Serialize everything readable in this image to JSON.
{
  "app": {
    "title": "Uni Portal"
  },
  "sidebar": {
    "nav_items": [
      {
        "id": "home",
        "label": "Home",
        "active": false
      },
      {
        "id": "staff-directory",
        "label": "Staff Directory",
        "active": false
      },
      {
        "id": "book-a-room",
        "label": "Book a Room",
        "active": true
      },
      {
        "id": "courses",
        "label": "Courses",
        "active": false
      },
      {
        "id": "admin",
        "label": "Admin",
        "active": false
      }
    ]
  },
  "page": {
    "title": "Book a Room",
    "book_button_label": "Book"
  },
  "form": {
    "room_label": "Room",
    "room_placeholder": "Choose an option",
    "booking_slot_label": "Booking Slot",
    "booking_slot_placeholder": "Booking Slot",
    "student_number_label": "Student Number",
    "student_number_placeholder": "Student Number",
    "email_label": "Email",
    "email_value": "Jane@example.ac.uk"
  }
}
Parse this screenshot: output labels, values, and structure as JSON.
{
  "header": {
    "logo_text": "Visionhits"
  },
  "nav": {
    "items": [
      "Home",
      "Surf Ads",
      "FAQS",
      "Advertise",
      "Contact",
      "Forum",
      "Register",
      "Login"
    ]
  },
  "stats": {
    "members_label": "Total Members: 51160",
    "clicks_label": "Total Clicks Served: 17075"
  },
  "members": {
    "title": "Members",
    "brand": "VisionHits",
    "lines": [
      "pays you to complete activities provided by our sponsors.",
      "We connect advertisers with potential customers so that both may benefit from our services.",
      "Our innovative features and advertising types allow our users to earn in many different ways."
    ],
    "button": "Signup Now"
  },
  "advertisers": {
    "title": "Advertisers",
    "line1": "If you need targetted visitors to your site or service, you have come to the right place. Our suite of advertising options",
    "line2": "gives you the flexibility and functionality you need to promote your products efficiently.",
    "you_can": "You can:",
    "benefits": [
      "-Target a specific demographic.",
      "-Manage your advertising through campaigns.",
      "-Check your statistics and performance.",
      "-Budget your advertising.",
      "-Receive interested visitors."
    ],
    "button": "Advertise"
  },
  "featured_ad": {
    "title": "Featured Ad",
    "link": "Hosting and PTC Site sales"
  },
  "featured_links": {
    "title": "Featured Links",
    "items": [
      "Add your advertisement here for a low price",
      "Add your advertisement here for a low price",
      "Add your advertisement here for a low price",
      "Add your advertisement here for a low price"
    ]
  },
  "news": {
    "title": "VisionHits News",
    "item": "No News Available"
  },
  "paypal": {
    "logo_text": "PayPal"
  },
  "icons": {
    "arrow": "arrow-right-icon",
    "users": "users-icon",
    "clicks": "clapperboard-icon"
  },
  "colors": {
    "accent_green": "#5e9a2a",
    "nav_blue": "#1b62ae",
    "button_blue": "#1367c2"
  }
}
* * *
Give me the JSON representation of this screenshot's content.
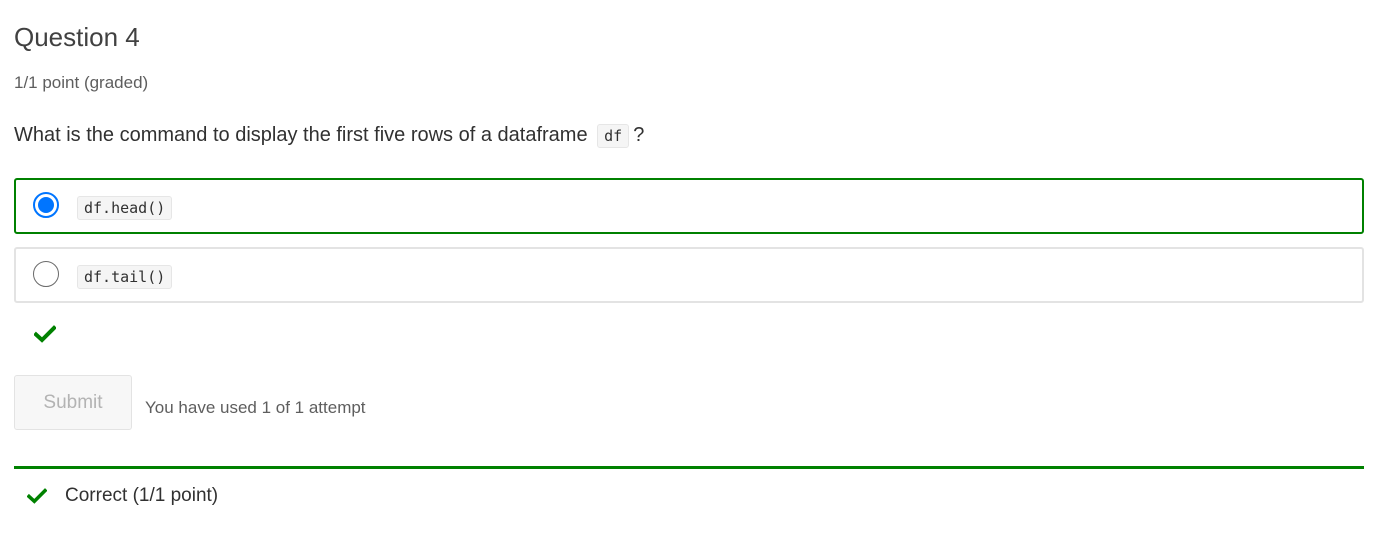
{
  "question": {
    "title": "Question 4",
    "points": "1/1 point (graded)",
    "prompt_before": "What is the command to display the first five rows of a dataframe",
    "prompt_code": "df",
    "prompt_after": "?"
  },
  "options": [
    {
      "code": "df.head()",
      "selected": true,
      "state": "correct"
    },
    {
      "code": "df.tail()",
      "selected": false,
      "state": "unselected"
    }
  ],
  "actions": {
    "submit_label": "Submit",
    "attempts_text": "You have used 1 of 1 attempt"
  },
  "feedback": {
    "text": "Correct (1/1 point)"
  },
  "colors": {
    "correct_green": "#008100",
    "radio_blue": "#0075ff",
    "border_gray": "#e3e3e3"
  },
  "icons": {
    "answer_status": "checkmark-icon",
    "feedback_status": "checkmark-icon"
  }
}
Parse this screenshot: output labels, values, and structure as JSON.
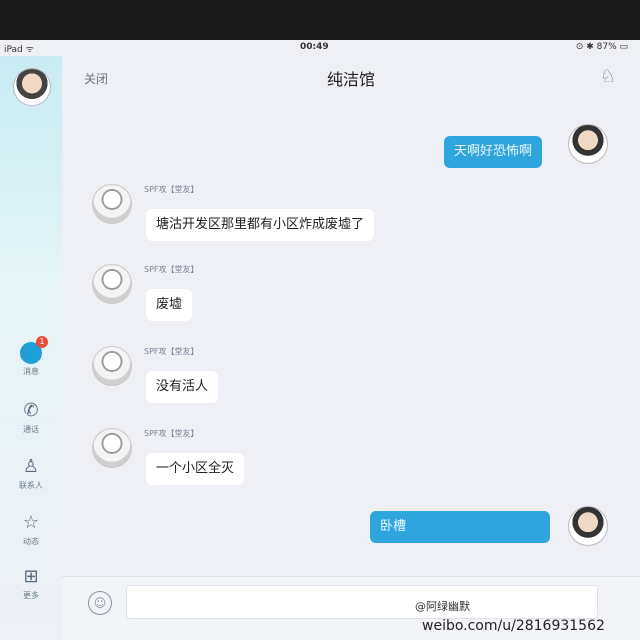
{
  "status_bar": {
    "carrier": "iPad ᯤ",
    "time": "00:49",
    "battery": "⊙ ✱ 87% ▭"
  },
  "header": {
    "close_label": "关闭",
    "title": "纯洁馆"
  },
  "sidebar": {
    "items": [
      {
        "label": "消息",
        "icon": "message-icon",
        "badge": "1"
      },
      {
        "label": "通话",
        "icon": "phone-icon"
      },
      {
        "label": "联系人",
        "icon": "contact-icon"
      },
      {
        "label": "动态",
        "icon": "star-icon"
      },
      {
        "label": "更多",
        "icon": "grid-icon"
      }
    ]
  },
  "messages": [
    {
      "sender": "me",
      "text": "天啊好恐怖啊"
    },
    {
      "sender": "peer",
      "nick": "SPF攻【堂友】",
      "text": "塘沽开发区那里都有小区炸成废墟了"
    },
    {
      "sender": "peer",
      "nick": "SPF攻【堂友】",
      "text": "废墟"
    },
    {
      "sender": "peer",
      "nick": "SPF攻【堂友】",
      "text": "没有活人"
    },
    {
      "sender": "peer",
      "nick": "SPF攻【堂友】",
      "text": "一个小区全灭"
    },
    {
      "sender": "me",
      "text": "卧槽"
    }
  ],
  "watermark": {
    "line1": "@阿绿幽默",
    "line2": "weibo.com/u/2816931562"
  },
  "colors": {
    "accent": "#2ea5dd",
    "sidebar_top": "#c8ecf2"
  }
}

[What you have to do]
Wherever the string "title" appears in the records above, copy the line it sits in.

[Written answer]
    "title": "Uni Portal"
    "title": "Book a Room",
    "title": "Members",
    "title": "Advertisers",
    "title": "Featured Ad",
    "title": "Featured Links",
    "title": "VisionHits News",
    "title": "Question 4",
    "title": "纯洁馆"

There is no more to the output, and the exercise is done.